Dissatisfaction with the existing condition of things is the beginning of philosophical investigation. On a careful scrutiny it could be observed that nothing can satisfy as long as man's relation to the universe remains a mystery and there is a paltry understanding of the nature and purpose of life. Life is an adjustment of personality with the environment and can assume a meaning only when there is a conscious appreciation of what kind of adjustment it is that is required in order that one may live a meaningful life. It would be seen, as in the case of a definition attempted of one's true brother or neighbour, the environment around one's existence recedes as the horizon when its boundaries are sought to be fixed. The atmosphere in which man lives is actually the endless universe whose features demand a variety of adaptation of personality on the part of man. As the universe is an all-round existence, the required adjustment, too, is an all-round one. The world is neither fractional nor partial, it is a living wholesome entity, one's reaction to which has to be exactly similar in order that one may find oneself in a friendly environment.

Philosophy is the rational foundation of religion, and religion is the practice of philosophy. The development of the religious consciousness in the human individual is the enhancement of dimension in experience achieved through the series of the degrees in which man adjusts himself with the universe. The centrality of this consciousness which occupies the position of the Soul of the Universe may be said to be a reasonable concept of the Almighty God. One's most intense longing, when it reaches its maximum, may well also be regarded as a symptom of God calling through one of His operations in creation. The universe is a total action, and entirely individual actions may not fit into its structure. Here is evidently the central message of the Bhagavad Gita.

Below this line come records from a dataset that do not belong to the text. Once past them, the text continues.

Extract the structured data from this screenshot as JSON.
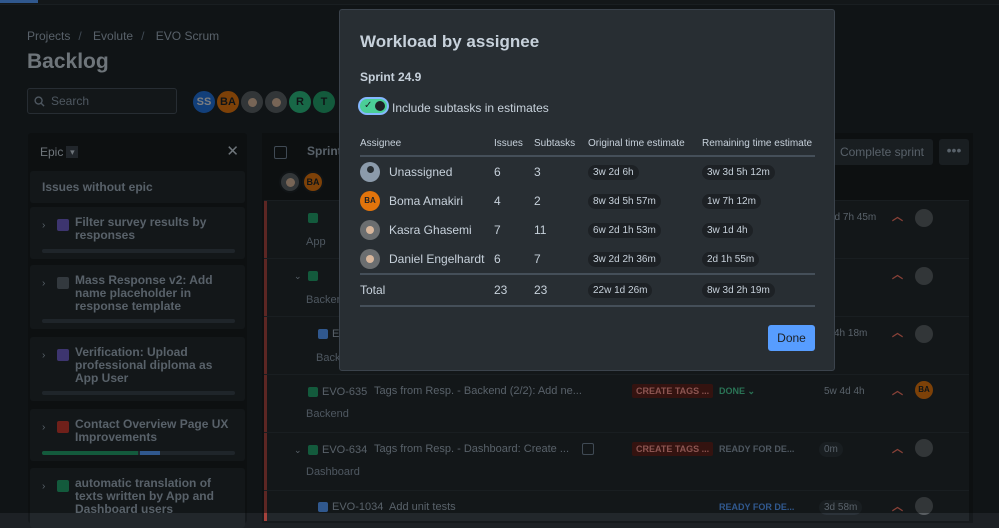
{
  "breadcrumb": [
    "Projects",
    "Evolute",
    "EVO Scrum"
  ],
  "page_title": "Backlog",
  "search": {
    "placeholder": "Search"
  },
  "avatars": [
    {
      "initials": "SS",
      "color": "#1f6fdb"
    },
    {
      "initials": "BA",
      "color": "#e2740b"
    },
    {
      "initials": "",
      "color": ""
    },
    {
      "initials": "",
      "color": ""
    },
    {
      "initials": "R",
      "color": "#2abb7f"
    },
    {
      "initials": "T",
      "color": "#22a06b"
    }
  ],
  "epic_panel": {
    "header": "Epic",
    "no_epic": "Issues without epic",
    "epics": [
      {
        "name": "Filter survey results by responses",
        "color": "#6e5dc6"
      },
      {
        "name": "Mass Response v2: Add name placeholder in response template",
        "color": "#5c646d"
      },
      {
        "name": "Verification: Upload professional diploma as App User",
        "color": "#6e5dc6"
      },
      {
        "name": "Contact Overview Page UX Improvements",
        "color": "#c9372c"
      },
      {
        "name": "automatic translation of texts written by App and Dashboard users",
        "color": "#22a06b"
      }
    ]
  },
  "sprint": {
    "name": "Sprint",
    "complete_button": "Complete sprint",
    "more": "•••",
    "rows": [
      {
        "sub": "App",
        "time": "4d 7h 45m"
      },
      {
        "sub": "Backen",
        "time": ""
      },
      {
        "key": "EVO",
        "sub": "Back",
        "time": "4h 18m"
      },
      {
        "key": "EVO-635",
        "summary": "Tags from Resp. - Backend (2/2): Add ne...",
        "epic": "CREATE TAGS ...",
        "status": "DONE",
        "sub": "Backend",
        "time": "5w 4d 4h",
        "assignee": "BA"
      },
      {
        "key": "EVO-634",
        "summary": "Tags from Resp. - Dashboard: Create ...",
        "epic": "CREATE TAGS ...",
        "status": "READY FOR DE...",
        "sub": "Dashboard",
        "time": "0m"
      },
      {
        "key": "EVO-1034",
        "summary": "Add unit tests",
        "status": "READY FOR DE...",
        "time": "3d 58m"
      }
    ]
  },
  "modal": {
    "title": "Workload by assignee",
    "sprint": "Sprint 24.9",
    "toggle_label": "Include subtasks in estimates",
    "columns": [
      "Assignee",
      "Issues",
      "Subtasks",
      "Original time estimate",
      "Remaining time estimate"
    ],
    "rows": [
      {
        "name": "Unassigned",
        "issues": "6",
        "subtasks": "3",
        "original": "3w 2d 6h",
        "remaining": "3w 3d 5h 12m"
      },
      {
        "name": "Boma Amakiri",
        "initials": "BA",
        "issues": "4",
        "subtasks": "2",
        "original": "8w 3d 5h 57m",
        "remaining": "1w 7h 12m"
      },
      {
        "name": "Kasra Ghasemi",
        "issues": "7",
        "subtasks": "11",
        "original": "6w 2d 1h 53m",
        "remaining": "3w 1d 4h"
      },
      {
        "name": "Daniel Engelhardt",
        "issues": "6",
        "subtasks": "7",
        "original": "3w 2d 2h 36m",
        "remaining": "2d 1h 55m"
      }
    ],
    "total": {
      "label": "Total",
      "issues": "23",
      "subtasks": "23",
      "original": "22w 1d 26m",
      "remaining": "8w 3d 2h 19m"
    },
    "done_button": "Done"
  }
}
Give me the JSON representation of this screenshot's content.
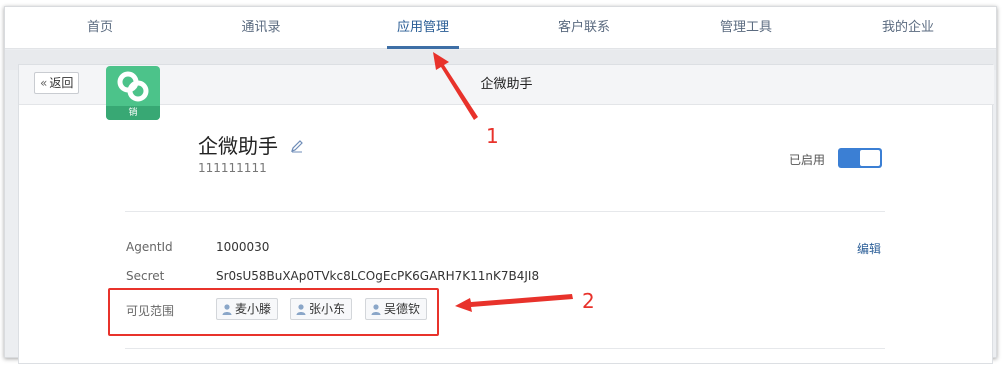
{
  "nav": {
    "items": [
      {
        "label": "首页"
      },
      {
        "label": "通讯录"
      },
      {
        "label": "应用管理"
      },
      {
        "label": "客户联系"
      },
      {
        "label": "管理工具"
      },
      {
        "label": "我的企业"
      }
    ],
    "active_index": 2
  },
  "header": {
    "back_label": "返回",
    "title": "企微助手"
  },
  "app": {
    "name": "企微助手",
    "id_text": "111111111",
    "icon_tag": "销",
    "status_label": "已启用",
    "enabled": true,
    "icon_color": "#4cc38a"
  },
  "details": {
    "agentid_label": "AgentId",
    "agentid_value": "1000030",
    "secret_label": "Secret",
    "secret_value": "Sr0sU58BuXAp0TVkc8LCOgEcPK6GARH7K11nK7B4JI8",
    "edit_label": "编辑",
    "visibility_label": "可见范围",
    "visible_users": [
      "麦小滕",
      "张小东",
      "吴德钦"
    ]
  },
  "annotations": {
    "marker_1": "1",
    "marker_2": "2",
    "color": "#e8322b"
  }
}
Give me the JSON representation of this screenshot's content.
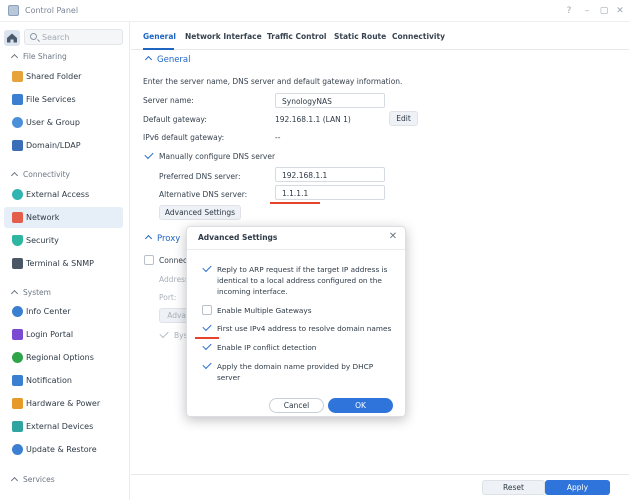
{
  "window": {
    "title": "Control Panel"
  },
  "sidebar": {
    "search_placeholder": "Search",
    "sections": [
      {
        "label": "File Sharing"
      },
      {
        "label": "Connectivity"
      },
      {
        "label": "System"
      },
      {
        "label": "Services"
      }
    ],
    "items": [
      {
        "label": "Shared Folder",
        "icon": "shared-folder-icon",
        "color": "#e6a33a"
      },
      {
        "label": "File Services",
        "icon": "file-services-icon",
        "color": "#3b7fd1"
      },
      {
        "label": "User & Group",
        "icon": "user-group-icon",
        "color": "#4a90d9"
      },
      {
        "label": "Domain/LDAP",
        "icon": "domain-ldap-icon",
        "color": "#3a6fb8"
      },
      {
        "label": "External Access",
        "icon": "external-access-icon",
        "color": "#32b4b0"
      },
      {
        "label": "Network",
        "icon": "network-icon",
        "color": "#e45d4a"
      },
      {
        "label": "Security",
        "icon": "security-icon",
        "color": "#2fb6a0"
      },
      {
        "label": "Terminal & SNMP",
        "icon": "terminal-icon",
        "color": "#4a5866"
      },
      {
        "label": "Info Center",
        "icon": "info-center-icon",
        "color": "#3b7fd1"
      },
      {
        "label": "Login Portal",
        "icon": "login-portal-icon",
        "color": "#7a4ad3"
      },
      {
        "label": "Regional Options",
        "icon": "regional-options-icon",
        "color": "#2fa44a"
      },
      {
        "label": "Notification",
        "icon": "notification-icon",
        "color": "#3b7fd1"
      },
      {
        "label": "Hardware & Power",
        "icon": "hardware-power-icon",
        "color": "#e69a2a"
      },
      {
        "label": "External Devices",
        "icon": "external-devices-icon",
        "color": "#2fa4a0"
      },
      {
        "label": "Update & Restore",
        "icon": "update-restore-icon",
        "color": "#3b7fd1"
      }
    ],
    "active_item": "Network"
  },
  "tabs": [
    {
      "label": "General",
      "active": true
    },
    {
      "label": "Network Interface"
    },
    {
      "label": "Traffic Control"
    },
    {
      "label": "Static Route"
    },
    {
      "label": "Connectivity"
    }
  ],
  "general": {
    "section_title": "General",
    "intro": "Enter the server name, DNS server and default gateway information.",
    "server_name_label": "Server name:",
    "server_name_value": "SynologyNAS",
    "default_gateway_label": "Default gateway:",
    "default_gateway_value": "192.168.1.1 (LAN 1)",
    "edit_label": "Edit",
    "ipv6_gateway_label": "IPv6 default gateway:",
    "ipv6_gateway_value": "--",
    "manual_dns_label": "Manually configure DNS server",
    "manual_dns_checked": true,
    "preferred_dns_label": "Preferred DNS server:",
    "preferred_dns_value": "192.168.1.1",
    "alternative_dns_label": "Alternative DNS server:",
    "alternative_dns_value": "1.1.1.1",
    "advanced_settings_label": "Advanced Settings"
  },
  "proxy": {
    "section_title": "Proxy",
    "connect_label": "Connect",
    "address_label": "Address",
    "port_label": "Port:",
    "advanced_label": "Advan",
    "bypass_label": "Bys"
  },
  "modal": {
    "title": "Advanced Settings",
    "options": [
      {
        "label": "Reply to ARP request if the target IP address is identical to a local address configured on the incoming interface.",
        "checked": true
      },
      {
        "label": "Enable Multiple Gateways",
        "checked": false
      },
      {
        "label": "First use IPv4 address to resolve domain names",
        "checked": true
      },
      {
        "label": "Enable IP conflict detection",
        "checked": true
      },
      {
        "label": "Apply the domain name provided by DHCP server",
        "checked": true
      }
    ],
    "cancel_label": "Cancel",
    "ok_label": "OK"
  },
  "footer": {
    "reset_label": "Reset",
    "apply_label": "Apply"
  },
  "colors": {
    "accent": "#2f74db",
    "highlight": "#e4452a",
    "active_tab": "#1f66c3"
  }
}
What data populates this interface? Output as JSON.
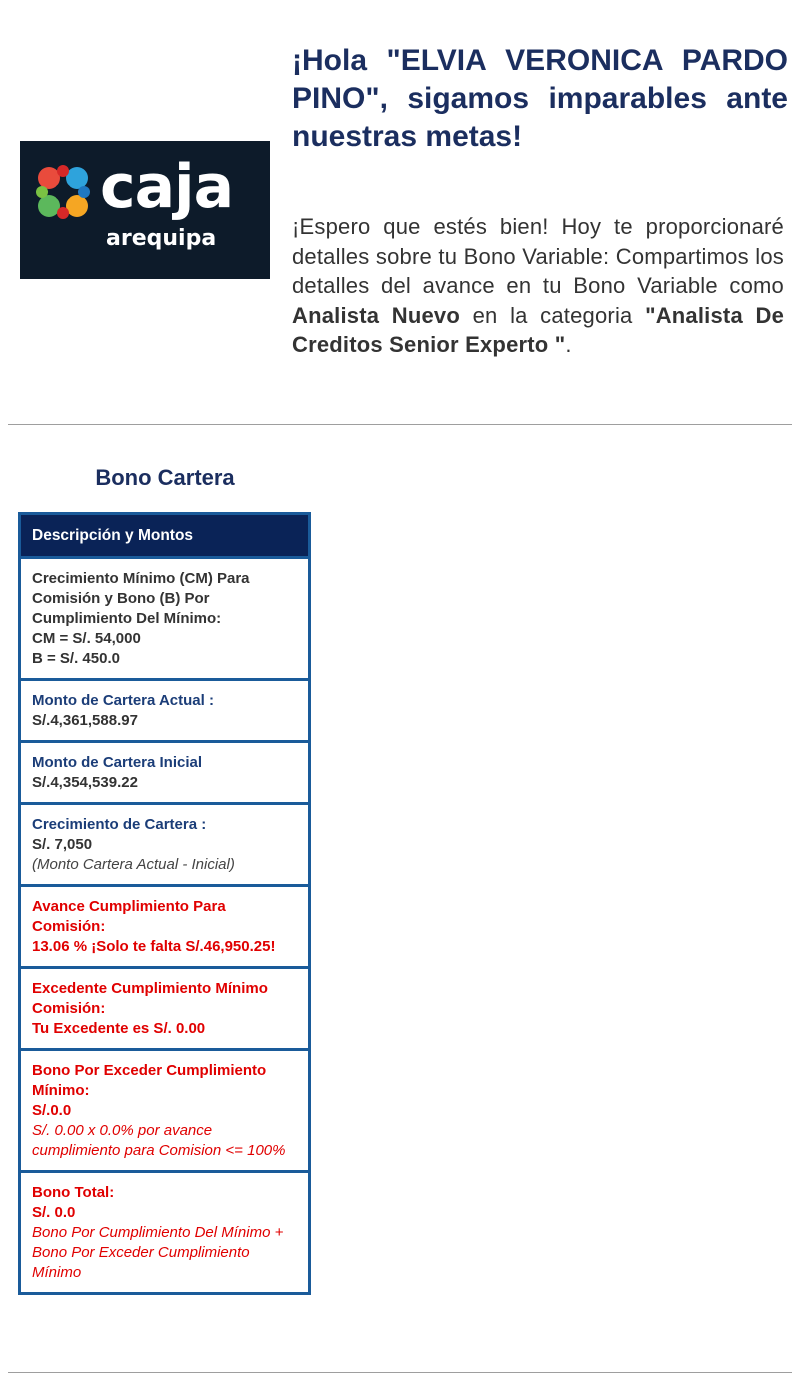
{
  "header": {
    "logo_text": "caja",
    "logo_subtext": "arequipa",
    "greeting": "¡Hola \"ELVIA VERONICA PARDO PINO\", sigamos imparables ante nuestras metas!",
    "intro_prefix": "¡Espero que estés bien! Hoy te proporcionaré detalles sobre tu Bono Variable: Compartimos los detalles del avance en tu Bono Variable como ",
    "role": "Analista Nuevo",
    "intro_middle": " en la categoria ",
    "category": "\"Analista De Creditos Senior Experto \"",
    "intro_suffix": "."
  },
  "section": {
    "title": "Bono Cartera",
    "table_header": "Descripción y Montos",
    "rows": [
      {
        "label": "Crecimiento Mínimo (CM) Para Comisión y Bono (B) Por Cumplimiento Del Mínimo:",
        "line1": "CM = S/. 54,000",
        "line2": "B = S/. 450.0"
      },
      {
        "label": "Monto de Cartera Actual :",
        "value": "S/.4,361,588.97"
      },
      {
        "label": "Monto de Cartera Inicial",
        "value": "S/.4,354,539.22"
      },
      {
        "label": "Crecimiento de Cartera :",
        "value": "S/. 7,050",
        "note": "(Monto Cartera Actual - Inicial)"
      },
      {
        "label": "Avance Cumplimiento Para Comisión:",
        "value": "13.06 % ¡Solo te falta S/.46,950.25!"
      },
      {
        "label": "Excedente Cumplimiento Mínimo Comisión:",
        "value": "Tu Excedente es S/. 0.00"
      },
      {
        "label": "Bono Por Exceder Cumplimiento Mínimo:",
        "value": "S/.0.0",
        "note": "S/. 0.00 x 0.0% por avance cumplimiento para Comision <= 100%"
      },
      {
        "label": "Bono Total:",
        "value": "S/. 0.0",
        "note": "Bono Por Cumplimiento Del Mínimo + Bono Por Exceder Cumplimiento Mínimo"
      }
    ]
  },
  "colors": {
    "navy": "#1b2e5f",
    "header_bg": "#0a2357",
    "border": "#1a5b9a",
    "alert_red": "#e00000",
    "logo_bg": "#0d1b2a"
  }
}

The way to salvation is proclaimed as a fourfold endeavour through work, devotion, concentration and knowledge – cognition, emotion, volition and reason, which are the principal operating faculties of human nature, corresponding to the manner in which religious exercise and spiritual practice in a sense of man's endeavouring to rise above himself towards Godhead takes place. Spiritual life is not, as wrongly supposed, different from secular life, nor are the so-called secular needs divested of their spiritual meaning. The well-known classification of life's aims into Dharma, Artha, Kama and Moksha, that is to say, the ordering and regularisation of the material and emotional needs of the person in the light of the ultimate freedom to be attained in eternal life, is the first statement of insight which ancient sages made of the blend of spiritual aspiration and secular demand. As the body and the spirit in the human individual are not isolated departments of activity but are a fusion of physical need with that of one's spiritual aim, the world and God are not contradictory phases but constitute the Form and the Spirit of the Universe.

The outward cooperation and harmony in social life made secure by the institutions of a blending classification of the human community into the directing and the guiding (Brahmana), the administrative and the military or defending (Kshatriya), the trading and the commercial (Vaisya), and the manual and working (Sudra), has been the ancient wisdom behind the survival and stability of the social structure, so that everything is what it is and is not other than what it is. But the further progress towards the real from matter to life, mind, reason and spirit is ensured through the inner transformation of personality by the ascending stages of discipline, study and education (Brahmacharya), keeping oneself abreast with the hard facts of life in their various phases (Garhasthya), non-attachment to things which are not commensurate with an internal progress of the spirit (Vanaprastha), and a total dedication of oneself to the affirmation of the Absolute (Samnyasa). Man rises from his physical individuality to family, community, nation, world and a universal perspective by stages of cultural advancement.

The book is rounded up with the eternal import of the teachings of the Bhagavad Gita presented interpretatively in an intelligible form.